Work instructions
Please set down all of the data below verbatim.

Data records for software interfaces

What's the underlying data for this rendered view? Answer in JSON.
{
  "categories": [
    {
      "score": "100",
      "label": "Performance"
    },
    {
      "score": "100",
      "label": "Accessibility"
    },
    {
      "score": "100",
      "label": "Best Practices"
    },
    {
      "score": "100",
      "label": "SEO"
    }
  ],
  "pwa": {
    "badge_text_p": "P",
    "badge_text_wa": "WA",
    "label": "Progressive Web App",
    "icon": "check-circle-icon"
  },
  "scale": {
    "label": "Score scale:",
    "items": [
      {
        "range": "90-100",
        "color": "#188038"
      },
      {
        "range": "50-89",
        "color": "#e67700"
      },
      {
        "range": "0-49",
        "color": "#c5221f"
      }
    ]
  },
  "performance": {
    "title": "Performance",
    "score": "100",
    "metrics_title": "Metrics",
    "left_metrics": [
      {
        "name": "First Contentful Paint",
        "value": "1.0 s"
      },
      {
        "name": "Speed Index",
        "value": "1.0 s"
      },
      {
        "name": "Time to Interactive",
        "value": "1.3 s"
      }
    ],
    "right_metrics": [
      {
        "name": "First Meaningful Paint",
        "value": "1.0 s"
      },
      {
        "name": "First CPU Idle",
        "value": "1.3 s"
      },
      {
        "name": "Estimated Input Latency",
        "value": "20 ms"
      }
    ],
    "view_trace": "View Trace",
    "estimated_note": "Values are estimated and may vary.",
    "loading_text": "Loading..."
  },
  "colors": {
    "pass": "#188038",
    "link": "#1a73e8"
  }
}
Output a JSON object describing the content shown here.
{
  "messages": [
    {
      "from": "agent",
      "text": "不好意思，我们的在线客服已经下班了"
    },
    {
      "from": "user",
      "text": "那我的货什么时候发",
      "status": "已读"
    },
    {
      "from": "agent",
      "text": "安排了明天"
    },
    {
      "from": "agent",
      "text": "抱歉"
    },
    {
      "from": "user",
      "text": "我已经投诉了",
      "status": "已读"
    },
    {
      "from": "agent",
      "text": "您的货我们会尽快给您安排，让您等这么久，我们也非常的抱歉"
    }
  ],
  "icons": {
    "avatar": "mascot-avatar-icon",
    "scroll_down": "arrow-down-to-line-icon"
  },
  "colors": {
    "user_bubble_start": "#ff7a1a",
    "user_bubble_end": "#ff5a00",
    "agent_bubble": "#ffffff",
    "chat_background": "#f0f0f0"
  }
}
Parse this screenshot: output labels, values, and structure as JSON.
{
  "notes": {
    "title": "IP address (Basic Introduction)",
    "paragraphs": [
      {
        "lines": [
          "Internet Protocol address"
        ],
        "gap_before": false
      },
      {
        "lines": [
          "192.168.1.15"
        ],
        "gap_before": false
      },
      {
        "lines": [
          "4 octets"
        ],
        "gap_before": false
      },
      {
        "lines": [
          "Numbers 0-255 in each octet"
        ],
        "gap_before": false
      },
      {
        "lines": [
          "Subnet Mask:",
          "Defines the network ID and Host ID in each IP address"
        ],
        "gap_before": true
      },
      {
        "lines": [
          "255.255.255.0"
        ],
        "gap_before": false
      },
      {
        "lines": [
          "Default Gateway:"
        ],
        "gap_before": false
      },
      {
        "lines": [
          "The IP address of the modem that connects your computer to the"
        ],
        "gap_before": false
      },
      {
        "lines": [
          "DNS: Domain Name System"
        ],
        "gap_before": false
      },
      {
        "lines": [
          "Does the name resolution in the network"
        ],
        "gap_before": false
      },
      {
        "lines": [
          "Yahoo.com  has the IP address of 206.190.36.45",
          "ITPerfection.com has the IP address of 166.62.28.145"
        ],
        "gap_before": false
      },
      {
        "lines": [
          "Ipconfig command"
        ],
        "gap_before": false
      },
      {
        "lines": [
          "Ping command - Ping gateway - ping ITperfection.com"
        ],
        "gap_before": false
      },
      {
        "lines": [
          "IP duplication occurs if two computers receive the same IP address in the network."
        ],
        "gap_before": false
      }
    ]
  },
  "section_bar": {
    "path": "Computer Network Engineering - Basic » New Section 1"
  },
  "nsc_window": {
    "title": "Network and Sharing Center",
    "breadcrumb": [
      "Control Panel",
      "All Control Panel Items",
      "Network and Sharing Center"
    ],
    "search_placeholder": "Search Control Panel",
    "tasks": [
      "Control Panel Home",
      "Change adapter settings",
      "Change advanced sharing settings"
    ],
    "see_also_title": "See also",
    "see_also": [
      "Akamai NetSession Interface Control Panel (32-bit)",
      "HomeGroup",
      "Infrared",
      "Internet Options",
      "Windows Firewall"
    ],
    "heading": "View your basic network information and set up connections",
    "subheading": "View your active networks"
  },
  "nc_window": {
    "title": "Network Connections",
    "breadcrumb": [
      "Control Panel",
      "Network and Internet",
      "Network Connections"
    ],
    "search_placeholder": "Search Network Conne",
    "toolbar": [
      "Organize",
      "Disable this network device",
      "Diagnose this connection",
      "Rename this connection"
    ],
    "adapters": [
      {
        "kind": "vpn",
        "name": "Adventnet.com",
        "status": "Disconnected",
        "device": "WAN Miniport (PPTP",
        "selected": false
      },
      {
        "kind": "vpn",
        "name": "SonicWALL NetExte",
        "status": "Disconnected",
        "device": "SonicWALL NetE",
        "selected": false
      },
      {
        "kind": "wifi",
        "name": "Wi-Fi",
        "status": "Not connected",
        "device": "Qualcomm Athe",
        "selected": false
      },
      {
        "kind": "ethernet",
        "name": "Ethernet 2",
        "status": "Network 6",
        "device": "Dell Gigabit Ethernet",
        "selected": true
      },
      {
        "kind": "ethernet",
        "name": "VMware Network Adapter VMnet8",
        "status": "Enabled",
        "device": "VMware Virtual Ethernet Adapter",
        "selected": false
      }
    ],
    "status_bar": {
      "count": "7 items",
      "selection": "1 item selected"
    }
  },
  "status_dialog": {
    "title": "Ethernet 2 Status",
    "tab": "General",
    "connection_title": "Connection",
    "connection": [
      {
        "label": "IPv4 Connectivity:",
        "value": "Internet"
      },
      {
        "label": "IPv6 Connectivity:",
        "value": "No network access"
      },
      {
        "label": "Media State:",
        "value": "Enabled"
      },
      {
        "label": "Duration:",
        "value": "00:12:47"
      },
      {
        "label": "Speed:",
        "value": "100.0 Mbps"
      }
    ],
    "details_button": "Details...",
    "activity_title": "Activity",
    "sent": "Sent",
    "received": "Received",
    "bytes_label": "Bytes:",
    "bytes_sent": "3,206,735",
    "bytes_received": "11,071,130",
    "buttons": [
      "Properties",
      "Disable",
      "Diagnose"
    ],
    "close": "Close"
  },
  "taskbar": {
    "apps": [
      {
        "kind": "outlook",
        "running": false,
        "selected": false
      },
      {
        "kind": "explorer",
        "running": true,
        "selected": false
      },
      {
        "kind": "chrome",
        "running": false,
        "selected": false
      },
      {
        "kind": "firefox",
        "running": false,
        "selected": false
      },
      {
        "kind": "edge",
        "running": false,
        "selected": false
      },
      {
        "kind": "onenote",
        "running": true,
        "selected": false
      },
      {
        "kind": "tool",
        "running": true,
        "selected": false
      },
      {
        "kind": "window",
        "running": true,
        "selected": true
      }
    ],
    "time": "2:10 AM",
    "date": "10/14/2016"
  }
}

Task output
What's the underlying data for this rendered view? Answer in JSON.
{
  "categories": [
    {
      "score": "100",
      "label": "Performance"
    },
    {
      "score": "100",
      "label": "Accessibility"
    },
    {
      "score": "100",
      "label": "Best Practices"
    },
    {
      "score": "100",
      "label": "SEO"
    }
  ],
  "pwa": {
    "badge_text_p": "P",
    "badge_text_wa": "WA",
    "label": "Progressive Web App",
    "icon": "check-circle-icon"
  },
  "scale": {
    "label": "Score scale:",
    "items": [
      {
        "range": "90-100",
        "color": "#188038"
      },
      {
        "range": "50-89",
        "color": "#e67700"
      },
      {
        "range": "0-49",
        "color": "#c5221f"
      }
    ]
  },
  "performance": {
    "title": "Performance",
    "score": "100",
    "metrics_title": "Metrics",
    "left_metrics": [
      {
        "name": "First Contentful Paint",
        "value": "1.0 s"
      },
      {
        "name": "Speed Index",
        "value": "1.0 s"
      },
      {
        "name": "Time to Interactive",
        "value": "1.3 s"
      }
    ],
    "right_metrics": [
      {
        "name": "First Meaningful Paint",
        "value": "1.0 s"
      },
      {
        "name": "First CPU Idle",
        "value": "1.3 s"
      },
      {
        "name": "Estimated Input Latency",
        "value": "20 ms"
      }
    ],
    "view_trace": "View Trace",
    "estimated_note": "Values are estimated and may vary.",
    "loading_text": "Loading..."
  },
  "colors": {
    "pass": "#188038",
    "link": "#1a73e8"
  }
}
Output a JSON object describing the content shown here.
{
  "messages": [
    {
      "from": "agent",
      "text": "不好意思，我们的在线客服已经下班了"
    },
    {
      "from": "user",
      "text": "那我的货什么时候发",
      "status": "已读"
    },
    {
      "from": "agent",
      "text": "安排了明天"
    },
    {
      "from": "agent",
      "text": "抱歉"
    },
    {
      "from": "user",
      "text": "我已经投诉了",
      "status": "已读"
    },
    {
      "from": "agent",
      "text": "您的货我们会尽快给您安排，让您等这么久，我们也非常的抱歉"
    }
  ],
  "icons": {
    "avatar": "mascot-avatar-icon",
    "scroll_down": "arrow-down-to-line-icon"
  },
  "colors": {
    "user_bubble_start": "#ff7a1a",
    "user_bubble_end": "#ff5a00",
    "agent_bubble": "#ffffff",
    "chat_background": "#f0f0f0"
  }
}
Parse this screenshot: output labels, values, and structure as JSON.
{
  "notes": {
    "title": "IP address (Basic Introduction)",
    "paragraphs": [
      {
        "lines": [
          "Internet Protocol address"
        ],
        "gap_before": false
      },
      {
        "lines": [
          "192.168.1.15"
        ],
        "gap_before": false
      },
      {
        "lines": [
          "4 octets"
        ],
        "gap_before": false
      },
      {
        "lines": [
          "Numbers 0-255 in each octet"
        ],
        "gap_before": false
      },
      {
        "lines": [
          "Subnet Mask:",
          "Defines the network ID and Host ID in each IP address"
        ],
        "gap_before": true
      },
      {
        "lines": [
          "255.255.255.0"
        ],
        "gap_before": false
      },
      {
        "lines": [
          "Default Gateway:"
        ],
        "gap_before": false
      },
      {
        "lines": [
          "The IP address of the modem that connects your computer to the"
        ],
        "gap_before": false
      },
      {
        "lines": [
          "DNS: Domain Name System"
        ],
        "gap_before": false
      },
      {
        "lines": [
          "Does the name resolution in the network"
        ],
        "gap_before": false
      },
      {
        "lines": [
          "Yahoo.com  has the IP address of 206.190.36.45",
          "ITPerfection.com has the IP address of 166.62.28.145"
        ],
        "gap_before": false
      },
      {
        "lines": [
          "Ipconfig command"
        ],
        "gap_before": false
      },
      {
        "lines": [
          "Ping command - Ping gateway - ping ITperfection.com"
        ],
        "gap_before": false
      },
      {
        "lines": [
          "IP duplication occurs if two computers receive the same IP address in the network."
        ],
        "gap_before": false
      }
    ]
  },
  "section_bar": {
    "path": "Computer Network Engineering - Basic » New Section 1"
  },
  "nsc_window": {
    "title": "Network and Sharing Center",
    "breadcrumb": [
      "Control Panel",
      "All Control Panel Items",
      "Network and Sharing Center"
    ],
    "search_placeholder": "Search Control Panel",
    "tasks": [
      "Control Panel Home",
      "Change adapter settings",
      "Change advanced sharing settings"
    ],
    "see_also_title": "See also",
    "see_also": [
      "Akamai NetSession Interface Control Panel (32-bit)",
      "HomeGroup",
      "Infrared",
      "Internet Options",
      "Windows Firewall"
    ],
    "heading": "View your basic network information and set up connections",
    "subheading": "View your active networks"
  },
  "nc_window": {
    "title": "Network Connections",
    "breadcrumb": [
      "Control Panel",
      "Network and Internet",
      "Network Connections"
    ],
    "search_placeholder": "Search Network Conne",
    "toolbar": [
      "Organize",
      "Disable this network device",
      "Diagnose this connection",
      "Rename this connection"
    ],
    "adapters": [
      {
        "kind": "vpn",
        "name": "Adventnet.com",
        "status": "Disconnected",
        "device": "WAN Miniport (PPTP",
        "selected": false
      },
      {
        "kind": "vpn",
        "name": "SonicWALL NetExte",
        "status": "Disconnected",
        "device": "SonicWALL NetE",
        "selected": false
      },
      {
        "kind": "wifi",
        "name": "Wi-Fi",
        "status": "Not connected",
        "device": "Qualcomm Athe",
        "selected": false
      },
      {
        "kind": "ethernet",
        "name": "Ethernet 2",
        "status": "Network 6",
        "device": "Dell Gigabit Ethernet",
        "selected": true
      },
      {
        "kind": "ethernet",
        "name": "VMware Network Adapter VMnet8",
        "status": "Enabled",
        "device": "VMware Virtual Ethernet Adapter",
        "selected": false
      }
    ],
    "status_bar": {
      "count": "7 items",
      "selection": "1 item selected"
    }
  },
  "status_dialog": {
    "title": "Ethernet 2 Status",
    "tab": "General",
    "connection_title": "Connection",
    "connection": [
      {
        "label": "IPv4 Connectivity:",
        "value": "Internet"
      },
      {
        "label": "IPv6 Connectivity:",
        "value": "No network access"
      },
      {
        "label": "Media State:",
        "value": "Enabled"
      },
      {
        "label": "Duration:",
        "value": "00:12:47"
      },
      {
        "label": "Speed:",
        "value": "100.0 Mbps"
      }
    ],
    "details_button": "Details...",
    "activity_title": "Activity",
    "sent": "Sent",
    "received": "Received",
    "bytes_label": "Bytes:",
    "bytes_sent": "3,206,735",
    "bytes_received": "11,071,130",
    "buttons": [
      "Properties",
      "Disable",
      "Diagnose"
    ],
    "close": "Close"
  },
  "taskbar": {
    "apps": [
      {
        "kind": "outlook",
        "running": false,
        "selected": false
      },
      {
        "kind": "explorer",
        "running": true,
        "selected": false
      },
      {
        "kind": "chrome",
        "running": false,
        "selected": false
      },
      {
        "kind": "firefox",
        "running": false,
        "selected": false
      },
      {
        "kind": "edge",
        "running": false,
        "selected": false
      },
      {
        "kind": "onenote",
        "running": true,
        "selected": false
      },
      {
        "kind": "tool",
        "running": true,
        "selected": false
      },
      {
        "kind": "window",
        "running": true,
        "selected": true
      }
    ],
    "time": "2:10 AM",
    "date": "10/14/2016"
  }
}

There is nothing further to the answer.